What’s been fascinating to us as we’ve learned more about our new church community is how the Mennonite tradition is a welcoming oasis for those who suffer from the fatigue of the conventional american evangelical landscape. If you are allergic to the slick “American Idol”-like worship, the Mennonite tradition of 4 part harmony hymns sung beautifully by the entire congregation will floor you. If you lament the nationalistic, patriotic emphasis of many American churches, the Mennonites could tell you story after story of a government that hasn’t always been so friendly to those who follow Jesus and practice peace. As amazing as these stories are, and I’ve only heard a small portion, they don’t come up often. It’s with an amazing humility that these first hand accounts are shared. They almost need to be begged out of them. These are just a couple of examples of many, I could go on and on. What’s been made pretty clear to us is that what many from the “emerging”/”postmodern” context are longing for (a new way) is actually not a new way at all. It has been with us all along, for hundreds of years, in the Mennonite tradition.

This past Sunday, during the sermon time our pastor interviewed four members of the community; two of them were lifelong Mennonites and the other two are new to the Mennonite tradition. I highly recommend checking out this sermon audio because it represents really well something happening in our congregation. Trinity Mennonite is attracting people from all over the valley who’ve discovered what a special place it is. Because of this attraction, there is now a growing influx of “post modern immigrants”, like myself, who are blending into a community of life-long Mennonites and learning so much from this beautiful tradition.

It’s exciting what is happening and if you live in the Phoenix area and in any way resonate with what you read here, I encourage you to discover this amazing community of people.

“That part of the world….”

The fine folks at TPM media posted a story about Bush’s use of the term “That part of the world” when referring to the devastated New Orleans region. Check out the story here.

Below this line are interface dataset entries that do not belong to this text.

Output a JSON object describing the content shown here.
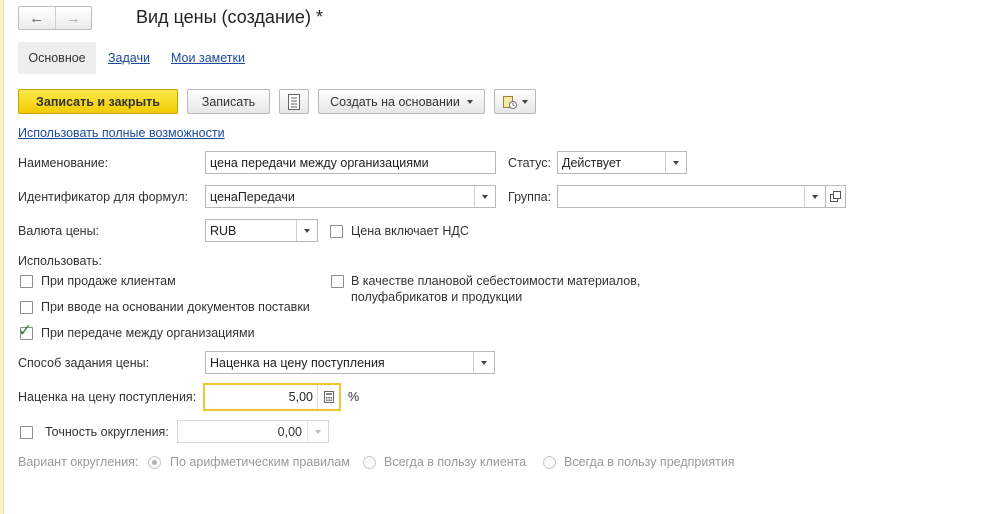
{
  "window": {
    "title": "Вид цены (создание) *",
    "back_icon": "←",
    "forward_icon": "→"
  },
  "tabs": [
    {
      "label": "Основное",
      "active": true
    },
    {
      "label": "Задачи",
      "active": false
    },
    {
      "label": "Мои заметки",
      "active": false
    }
  ],
  "toolbar": {
    "save_close": "Записать и закрыть",
    "save": "Записать",
    "create_based": "Создать на основании"
  },
  "link_full": "Использовать полные возможности",
  "form": {
    "name_label": "Наименование:",
    "name_value": "цена передачи между организациями",
    "status_label": "Статус:",
    "status_value": "Действует",
    "formula_id_label": "Идентификатор для формул:",
    "formula_id_value": "ценаПередачи",
    "group_label": "Группа:",
    "group_value": "",
    "currency_label": "Валюта цены:",
    "currency_value": "RUB",
    "vat_included_label": "Цена включает НДС",
    "vat_included": false,
    "use_label": "Использовать:",
    "use_sale_label": "При продаже клиентам",
    "use_sale": false,
    "use_supply_label": "При вводе на основании документов поставки",
    "use_supply": false,
    "use_transfer_label": "При передаче между организациями",
    "use_transfer": true,
    "use_planned_cost_label_1": "В качестве плановой себестоимости материалов,",
    "use_planned_cost_label_2": "полуфабрикатов и продукции",
    "use_planned_cost": false,
    "price_method_label": "Способ задания цены:",
    "price_method_value": "Наценка на цену поступления",
    "markup_label": "Наценка на цену поступления:",
    "markup_value": "5,00",
    "percent": "%",
    "rounding_precision_label": "Точность округления:",
    "rounding_precision_value": "0,00",
    "rounding_enabled": false,
    "rounding_variant_label": "Вариант округления:",
    "rounding_options": [
      {
        "label": "По арифметическим правилам",
        "selected": true
      },
      {
        "label": "Всегда в пользу клиента",
        "selected": false
      },
      {
        "label": "Всегда в пользу предприятия",
        "selected": false
      }
    ]
  },
  "colors": {
    "primary_button": "#f7d716",
    "link": "#1c4aa0",
    "focus": "#f2c72b",
    "check": "#2d8a2d"
  }
}
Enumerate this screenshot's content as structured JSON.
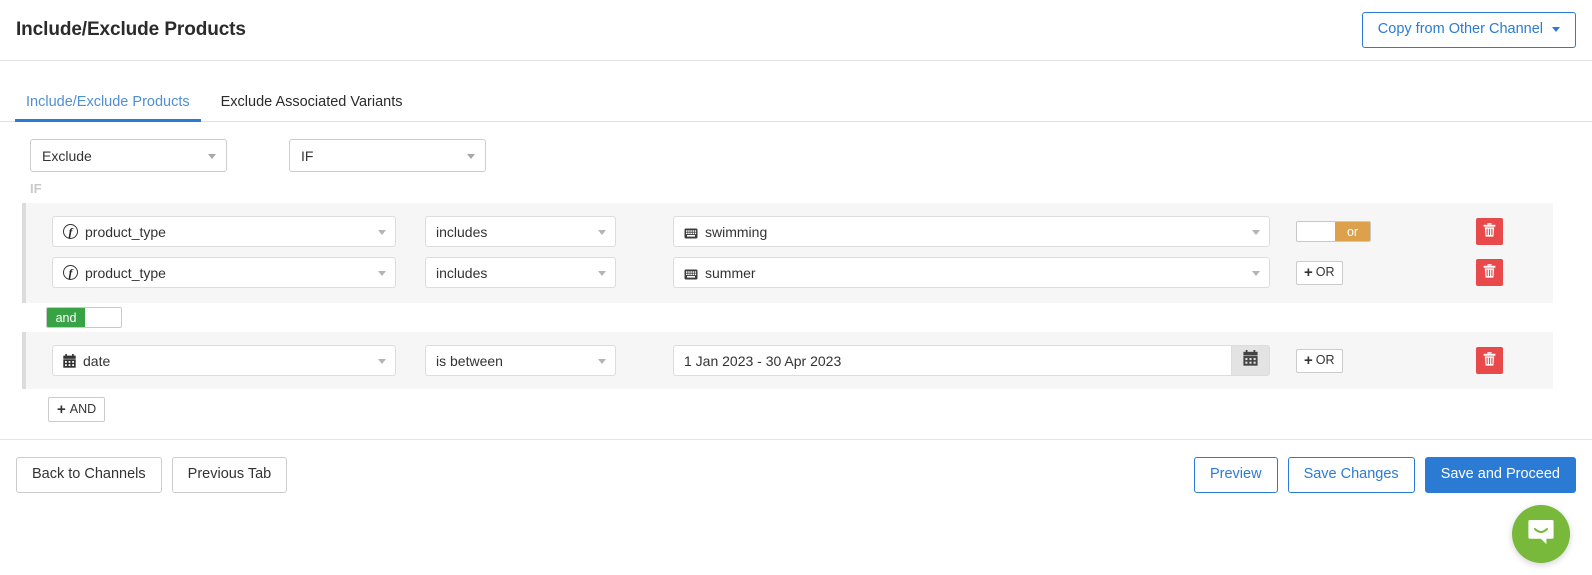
{
  "header": {
    "title": "Include/Exclude Products",
    "copy_button_label": "Copy from Other Channel"
  },
  "tabs": [
    {
      "label": "Include/Exclude Products",
      "active": true
    },
    {
      "label": "Exclude Associated Variants",
      "active": false
    }
  ],
  "top_selects": {
    "mode": "Exclude",
    "condition_keyword": "IF"
  },
  "if_label": "IF",
  "rule_groups": [
    {
      "rows": [
        {
          "field": "product_type",
          "field_icon": "function-fx-icon",
          "operator": "includes",
          "value": "swimming",
          "value_icon": "keyboard-icon",
          "logic_toggle": {
            "type": "or-toggle",
            "label": "or",
            "state": "on"
          }
        },
        {
          "field": "product_type",
          "field_icon": "function-fx-icon",
          "operator": "includes",
          "value": "summer",
          "value_icon": "keyboard-icon",
          "add_or_label": "OR"
        }
      ]
    },
    {
      "rows": [
        {
          "field": "date",
          "field_icon": "calendar-icon",
          "operator": "is between",
          "value": "1 Jan 2023 - 30 Apr 2023",
          "value_icon": "calendar-addon-icon",
          "add_or_label": "OR"
        }
      ]
    }
  ],
  "group_joiner": {
    "type": "and-toggle",
    "label": "and",
    "state": "on"
  },
  "add_and_label": "AND",
  "footer": {
    "back_label": "Back to Channels",
    "previous_label": "Previous Tab",
    "preview_label": "Preview",
    "save_changes_label": "Save Changes",
    "save_proceed_label": "Save and Proceed"
  },
  "colors": {
    "accent_blue": "#2b7bd4",
    "or_orange": "#dda14c",
    "and_green": "#37a345",
    "delete_red": "#e8494b",
    "intercom_green": "#78b83a"
  }
}
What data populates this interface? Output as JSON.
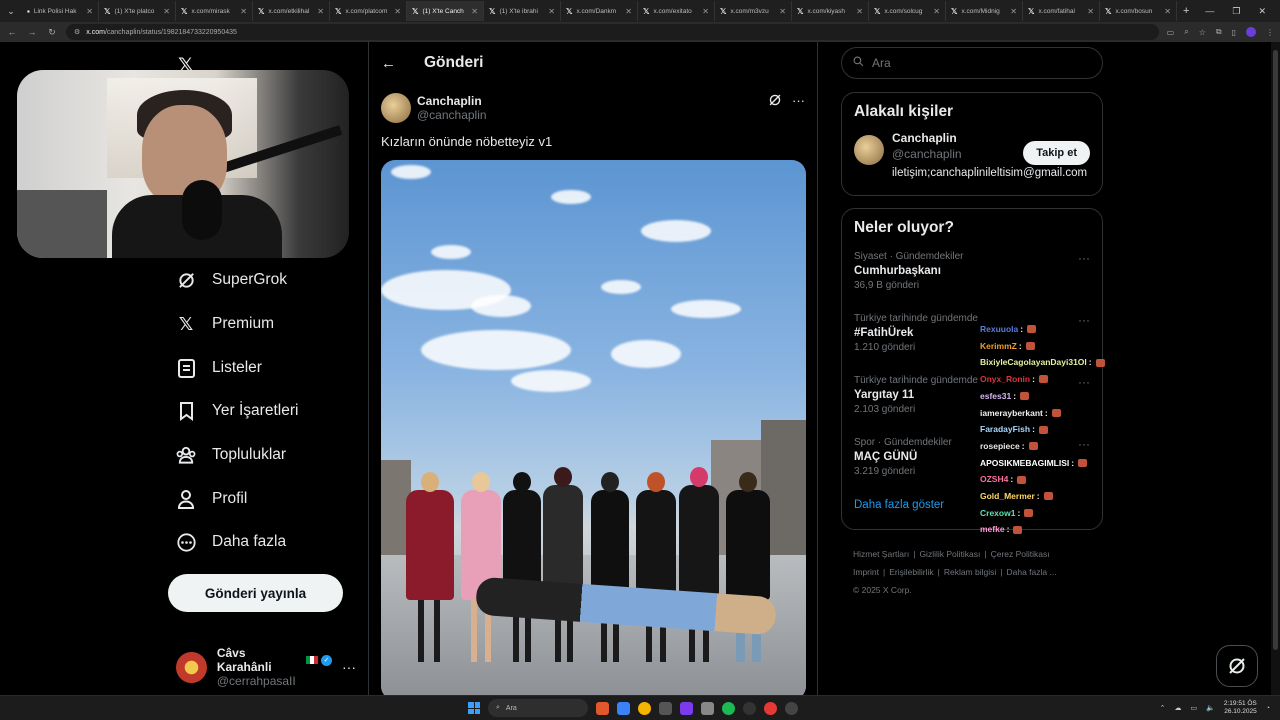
{
  "browser": {
    "tabs": [
      {
        "label": "Link Polisi Hak",
        "icon": "page-icon"
      },
      {
        "label": "(1) X'te platco",
        "icon": "x-logo-icon"
      },
      {
        "label": "x.com/mirask",
        "icon": "x-logo-icon"
      },
      {
        "label": "x.com/etkilihal",
        "icon": "x-logo-icon"
      },
      {
        "label": "x.com/platcom",
        "icon": "x-logo-icon"
      },
      {
        "label": "(1) X'te Canch",
        "icon": "x-logo-icon",
        "active": true
      },
      {
        "label": "(1) X'te ibrahi",
        "icon": "x-logo-icon"
      },
      {
        "label": "x.com/Dankm",
        "icon": "x-logo-icon"
      },
      {
        "label": "x.com/exitato",
        "icon": "x-logo-icon"
      },
      {
        "label": "x.com/m3vzu",
        "icon": "x-logo-icon"
      },
      {
        "label": "x.com/kiyash",
        "icon": "x-logo-icon"
      },
      {
        "label": "x.com/solcug",
        "icon": "x-logo-icon"
      },
      {
        "label": "x.com/Midnig",
        "icon": "x-logo-icon"
      },
      {
        "label": "x.com/fatihal",
        "icon": "x-logo-icon"
      },
      {
        "label": "x.com/bosun",
        "icon": "x-logo-icon"
      }
    ],
    "url_host": "x.com",
    "url_path": "/canchaplin/status/1982184733220950435"
  },
  "nav": {
    "items": [
      {
        "label": "SuperGrok",
        "icon": "grok-icon"
      },
      {
        "label": "Premium",
        "icon": "x-logo-icon"
      },
      {
        "label": "Listeler",
        "icon": "list-icon"
      },
      {
        "label": "Yer İşaretleri",
        "icon": "bookmark-icon"
      },
      {
        "label": "Topluluklar",
        "icon": "communities-icon"
      },
      {
        "label": "Profil",
        "icon": "profile-icon"
      },
      {
        "label": "Daha fazla",
        "icon": "more-circle-icon"
      }
    ],
    "post_button": "Gönderi yayınla",
    "account": {
      "name": "Câvs Karahânli",
      "handle": "@cerrahpasaII"
    }
  },
  "post": {
    "header_title": "Gönderi",
    "author_name": "Canchaplin",
    "author_handle": "@canchaplin",
    "text": "Kızların önünde nöbetteyiz v1"
  },
  "sidebar": {
    "search_placeholder": "Ara",
    "related_title": "Alakalı kişiler",
    "related": {
      "name": "Canchaplin",
      "handle": "@canchaplin",
      "bio": "iletişim;canchaplinileltisim@gmail.com",
      "follow_label": "Takip et"
    },
    "trends_title": "Neler oluyor?",
    "trends": [
      {
        "meta": "Siyaset · Gündemdekiler",
        "name": "Cumhurbaşkanı",
        "count": "36,9 B gönderi"
      },
      {
        "meta": "Türkiye tarihinde gündemde",
        "name": "#FatihÜrek",
        "count": "1.210 gönderi"
      },
      {
        "meta": "Türkiye tarihinde gündemde",
        "name": "Yargıtay 11",
        "count": "2.103 gönderi"
      },
      {
        "meta": "Spor · Gündemdekiler",
        "name": "MAÇ GÜNÜ",
        "count": "3.219 gönderi"
      }
    ],
    "show_more": "Daha fazla göster",
    "footer": [
      "Hizmet Şartları",
      "Gizlilik Politikası",
      "Çerez Politikası",
      "Imprint",
      "Erişilebilirlik",
      "Reklam bilgisi",
      "Daha fazla ..."
    ],
    "copyright": "© 2025 X Corp."
  },
  "chat": [
    {
      "user": "Rexuuola",
      "color": "#5b7bd5"
    },
    {
      "user": "KerimmZ",
      "color": "#f0a020"
    },
    {
      "user": "BixiyleCagolayanDayi31Ol",
      "color": "#e6f0a0"
    },
    {
      "user": "Onyx_Ronin",
      "color": "#e0303c"
    },
    {
      "user": "esfes31",
      "color": "#d4b8f0"
    },
    {
      "user": "iamerayberkant",
      "color": "#f0f0f0"
    },
    {
      "user": "FaradayFish",
      "color": "#a8d8ff"
    },
    {
      "user": "rosepiece",
      "color": "#e8e8e8"
    },
    {
      "user": "APOSIKMEBAGIMLISI",
      "color": "#ffffff"
    },
    {
      "user": "OZSH4",
      "color": "#ff6fa0"
    },
    {
      "user": "Gold_Mermer",
      "color": "#ffd966"
    },
    {
      "user": "Crexow1",
      "color": "#5fe3b0"
    },
    {
      "user": "mefke",
      "color": "#ff9ad5"
    }
  ],
  "taskbar": {
    "search_label": "Ara",
    "time": "2:19:51 ÖS",
    "date": "26.10.2025"
  }
}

I wonder why he uses that term? It’s as if in our presidents mind, New Orleans is overseas or at least very far removed from his “world”. And what exactly makes a place like New Orleans “that part of the world” to President Bush. Is it the geography he’s referring to or the economic climate of the region?

Maybe it’s no wonder that his administration has been so inactive in restoring the gulf coast region in the aftermath of Katrina. To them, it’s just so darn far away. I live in Arizona and I find the president’s choice of words troubling. I wonder how those in “that part of the world” feel? ugh.